As you might have expected, the primary school students valued team invasion games more than the secondary school students and the male students from all age groups valued team invasion games more than the female students. However, the questionnaire data also indicated that for all of the year groups in this study, there was a relationship between the value they placed on team games, their enjoyment of team games and their perception of competence in team games. In other words, regardless of the students’ age or gender, those students who felt that they were competent games players, enjoyed games more and valued games more. Those who felt less competent, enjoyed games less and valued games less. These findings were elaborated further by the qualitative data. Students talked about enjoyment in team games in relation to being involved, being challenged at an appropriate level and experiencing success. By contrast, they talked about negative experiences caused by negative evaluations by others and playing with or against more able students. In general, they did not enjoy being in situations where they were not experiencing any success. Interestingly and importantly, none of the students who were interviewed said that they did not value team games. They all recognised the important opportunities they offered for being part of a team and learning skills that would support their continued participation in PE, sport and physical activity.
So what? What do you think?
I’m really interested to know what you think about these findings, however, here are just a couple of the conclusions that I have come to. Firstly, they make me think very carefully about how I read policy. I am now forced to ask a number of questions when I am presented with a policy document. What evidence is policy based on? How involved have students and teachers been in the development of policy? What are the implications of rolling out policy based on a top-down model of policy development?
My second conclusion is more about what this means to you as a PE teacher and how you deal with disengaged students. I can’t help feel that often, when something is too difficult, we choose an easy option. As a PE teacher said to me not too long ago:
Team games are too difficult, especially for girls, so let’s just give them something that they can do. As long as they are moving then that’s enough?
BUT IS IT ENOUGH?

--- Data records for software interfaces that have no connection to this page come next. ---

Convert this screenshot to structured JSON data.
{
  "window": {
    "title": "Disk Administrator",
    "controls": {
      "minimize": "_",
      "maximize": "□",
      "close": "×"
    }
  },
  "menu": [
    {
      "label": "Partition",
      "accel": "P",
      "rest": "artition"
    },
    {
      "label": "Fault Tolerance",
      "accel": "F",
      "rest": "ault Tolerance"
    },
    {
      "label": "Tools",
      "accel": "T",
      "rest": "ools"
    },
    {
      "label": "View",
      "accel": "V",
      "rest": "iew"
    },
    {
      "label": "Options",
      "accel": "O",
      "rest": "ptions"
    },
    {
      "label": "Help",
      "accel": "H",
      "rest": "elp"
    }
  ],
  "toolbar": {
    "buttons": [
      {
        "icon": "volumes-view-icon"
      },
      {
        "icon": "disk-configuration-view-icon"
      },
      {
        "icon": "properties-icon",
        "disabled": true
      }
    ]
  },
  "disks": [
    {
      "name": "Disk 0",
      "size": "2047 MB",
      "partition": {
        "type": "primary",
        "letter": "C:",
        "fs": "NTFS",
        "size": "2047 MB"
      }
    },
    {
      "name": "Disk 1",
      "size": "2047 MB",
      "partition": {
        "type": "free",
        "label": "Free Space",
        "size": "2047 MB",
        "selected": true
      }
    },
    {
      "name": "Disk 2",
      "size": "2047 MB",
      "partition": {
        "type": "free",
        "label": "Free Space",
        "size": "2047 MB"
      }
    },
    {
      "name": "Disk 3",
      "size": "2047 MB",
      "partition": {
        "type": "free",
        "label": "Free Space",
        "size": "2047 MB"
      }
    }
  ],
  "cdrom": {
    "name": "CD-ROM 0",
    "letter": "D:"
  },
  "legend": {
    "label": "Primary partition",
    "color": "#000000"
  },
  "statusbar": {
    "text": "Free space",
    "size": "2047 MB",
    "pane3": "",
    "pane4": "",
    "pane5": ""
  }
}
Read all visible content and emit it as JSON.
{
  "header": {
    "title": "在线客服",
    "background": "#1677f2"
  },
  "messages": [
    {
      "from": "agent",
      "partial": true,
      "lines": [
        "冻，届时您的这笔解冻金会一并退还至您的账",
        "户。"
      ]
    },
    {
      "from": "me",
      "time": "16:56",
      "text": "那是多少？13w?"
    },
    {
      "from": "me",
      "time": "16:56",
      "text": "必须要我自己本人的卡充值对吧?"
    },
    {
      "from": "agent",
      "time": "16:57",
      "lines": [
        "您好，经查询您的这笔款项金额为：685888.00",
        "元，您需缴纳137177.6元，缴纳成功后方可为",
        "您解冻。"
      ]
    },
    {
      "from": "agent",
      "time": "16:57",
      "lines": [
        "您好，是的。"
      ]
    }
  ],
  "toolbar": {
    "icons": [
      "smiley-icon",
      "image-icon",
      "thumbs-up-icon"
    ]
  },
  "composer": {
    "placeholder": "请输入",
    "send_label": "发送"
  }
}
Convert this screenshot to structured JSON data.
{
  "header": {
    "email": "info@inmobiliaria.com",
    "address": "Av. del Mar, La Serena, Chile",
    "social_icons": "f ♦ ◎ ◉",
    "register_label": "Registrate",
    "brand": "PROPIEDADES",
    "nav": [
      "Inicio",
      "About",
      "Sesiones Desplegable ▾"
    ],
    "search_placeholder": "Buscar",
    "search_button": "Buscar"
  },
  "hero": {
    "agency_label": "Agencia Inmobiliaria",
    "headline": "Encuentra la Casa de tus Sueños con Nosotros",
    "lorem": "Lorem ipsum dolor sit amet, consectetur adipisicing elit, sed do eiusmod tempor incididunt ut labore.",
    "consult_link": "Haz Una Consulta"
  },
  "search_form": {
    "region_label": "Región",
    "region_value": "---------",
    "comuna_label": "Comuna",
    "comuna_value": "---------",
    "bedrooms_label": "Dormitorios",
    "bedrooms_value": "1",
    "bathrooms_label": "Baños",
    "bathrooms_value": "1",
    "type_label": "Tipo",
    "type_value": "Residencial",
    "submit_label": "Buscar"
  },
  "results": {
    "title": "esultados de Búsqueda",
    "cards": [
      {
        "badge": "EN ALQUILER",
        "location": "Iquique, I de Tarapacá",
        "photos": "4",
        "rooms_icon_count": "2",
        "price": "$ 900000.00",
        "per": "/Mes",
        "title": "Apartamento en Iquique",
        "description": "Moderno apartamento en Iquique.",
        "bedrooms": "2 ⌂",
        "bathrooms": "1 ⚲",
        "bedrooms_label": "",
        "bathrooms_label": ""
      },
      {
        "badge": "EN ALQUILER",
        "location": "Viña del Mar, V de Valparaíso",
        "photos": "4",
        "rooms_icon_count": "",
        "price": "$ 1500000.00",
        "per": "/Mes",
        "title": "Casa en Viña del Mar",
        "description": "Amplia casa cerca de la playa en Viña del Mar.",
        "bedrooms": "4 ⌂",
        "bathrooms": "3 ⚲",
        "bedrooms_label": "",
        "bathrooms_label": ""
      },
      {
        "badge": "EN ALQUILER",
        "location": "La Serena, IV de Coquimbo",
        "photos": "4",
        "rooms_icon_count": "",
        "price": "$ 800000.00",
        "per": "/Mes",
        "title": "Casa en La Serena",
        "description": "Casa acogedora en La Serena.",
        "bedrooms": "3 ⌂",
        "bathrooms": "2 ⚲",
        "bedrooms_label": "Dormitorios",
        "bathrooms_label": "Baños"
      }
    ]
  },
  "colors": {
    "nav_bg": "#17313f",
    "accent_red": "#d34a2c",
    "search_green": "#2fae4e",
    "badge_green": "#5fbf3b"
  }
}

Team invasion games are difficult and you can put in a lot of effort for not very much return. They are prime sites for experiencing negative feelings, including feelings of incompetence, especially when taught in a way that glorifies skill development, scoring and winning at all costs. I can see why in contexts like this, students can become disengaged from games and PE. Herein lies the challenge for PE teachers. How should team invasion games be taught so that all students can be successful? In my article, I make the suggestion that PE teachers should consider alternative approaches such as Teaching Games for Understanding (TGFU) for the development of positive learning experiences in PE. I don’t wish to be prescriptive about how PE should be taught and I know that many teachers have adopted this approach already. However, I do think that there are some principles associated with TGfU that are worthy of further exploration. For example: the development of off-the-ball skill and decision-making, offering a meaningful and contextual rationale for each task, promoting a broader concept of ability (teaching/evaluating/praising social, cognitive and emotional skills), accepting mistakes as part of learning (developing patience and resilience), collaborative problem solving and so on. Not only would this exploration provide a more in-depth understanding of the pedagogical factors that contribute to student learning in games, but also the affective outcomes associated with positive and successful learning in games – something that is critical in a context where the promotion of student health and wellbeing is so important.
Gray, S., Sproule, J. and Wang, C.K.J. (2008) Pupils’ perceptions of and experiences, in team invasion games: A case study of a Scottish secondary school and its three feeder primary schools European Journal of Physical Education, 4 (2), 179-201.